The issue of road pricing is not new but the alarming way in which the government is trying to ignore it is a worrying trend. Instead, it is up to local leaders to take control.
The local approach
In a time of rising inflation and a cost-of-living crisis it takes courage for politicians to actively seek to increase costs on motorists. The Mayor of London, Sadiq Khan, is one of those brave souls. The expansion of the Ultra-Low Emission Zone has created huge controversy.
As TfL notes, 'to help clear London's air and improve health, the Ultra Low Emission Zone (ULEZ) is expanding across all London boroughs from 29 August 2023'.

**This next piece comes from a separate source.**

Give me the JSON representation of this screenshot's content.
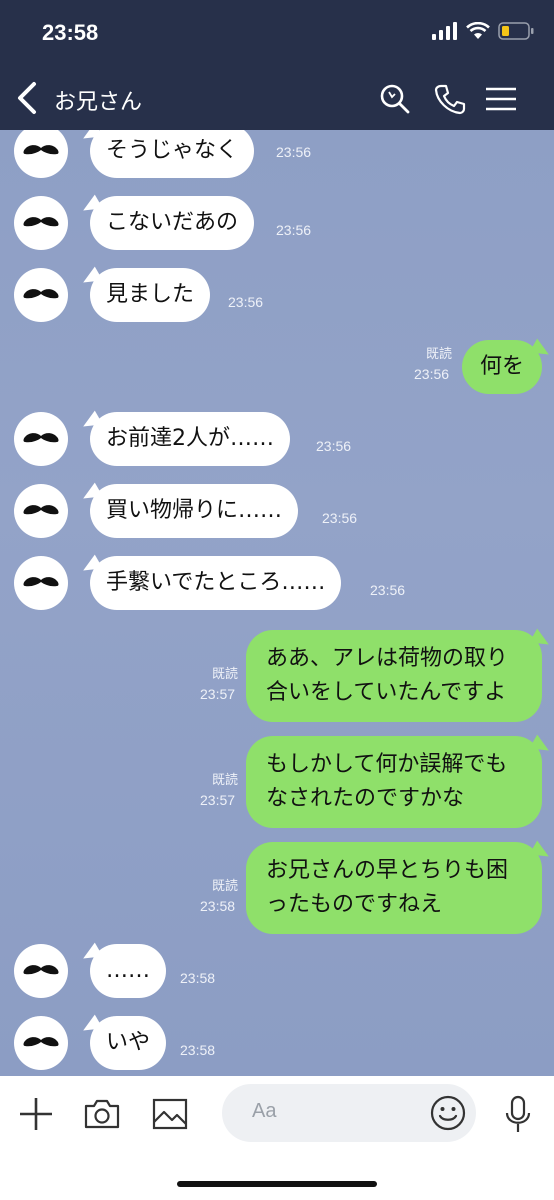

Opponents have queried whether air quality will really improve and have alleged that it is really about raising money. The three candidates fighting to stand for the Conservatives in the next London mayoral election are all standing on an anti-ULEZ expansion platform.
Plans for a clean air zone in Greater Manchester resulted in a 'blame game' between Manchester and the Conservative Government each deflecting responsibility for plans for a charging zone. The revised approach to clean air plans in Greater Manchester may not now include the need for a charge.
An imminent decision is due to be made by the Greater Cambridge Partnership on three potential alternatives to its original Sustainable Travel Zone road charge proposal.
In February 2022, the Transport Select Committee issued a report on road pricing. This was not its first consideration of the issue. But a government response was not received until February 2023. The usual convention is for a government to respond two months after a reports' publication. The Committee said it was 'disappointed by lack of Treasury engagement on motoring tax.'
The Chair of the Committee even wrote to the Chancellor, Jeremy Hunt MP, saying:
"It is discourteous both to my Committee and to the witnesses who freely gave their time and expertise, both in writing and in person, that your Department has not meaningfully engaged with the substance of our report nor responded to the specific conclusions and recommendations made."
When the original report was issued, the Committee's then Chair, Huw Merriman MP declared:
"It's time for an honest conversation on motoring taxes."
The subsequent fall out between the Committee and the Treasury suggest that that honest conversation is not going to take place any time soon.
The issue of pricing continues to be too difficult politically for national government but that is what makes the example of London and potentially Cambridge so important. Add the experience of Clean Air Zones around English cities and you can see how crucial local leadership is.
Regardless of the party in power after the next General Election, more devolution is promised. The Conservative theme of 'levelling up' may fall by the wayside but it is the party that has introduced a range of mayors and more devolution deals promised. Labour commissioned Gordon Brown to undertake a comprehensive review of the whole constitutional settlement and Keir Starmer has already said that communities will 'take back control'.
The current landscape of pricing and potential pricing schemes is confusing. Central government, according to many experts including the Transport Select Committee, needs to look at the revenue from motoring taxes but seems unwilling to do so. The justifications for pricing schemes vary between air quality and raising finance.
But with devolution comes the opportunity for local leaders to develop schemes that deliver for the communities they serve. It is the local examples that will eventually force central government to take the issue seriously.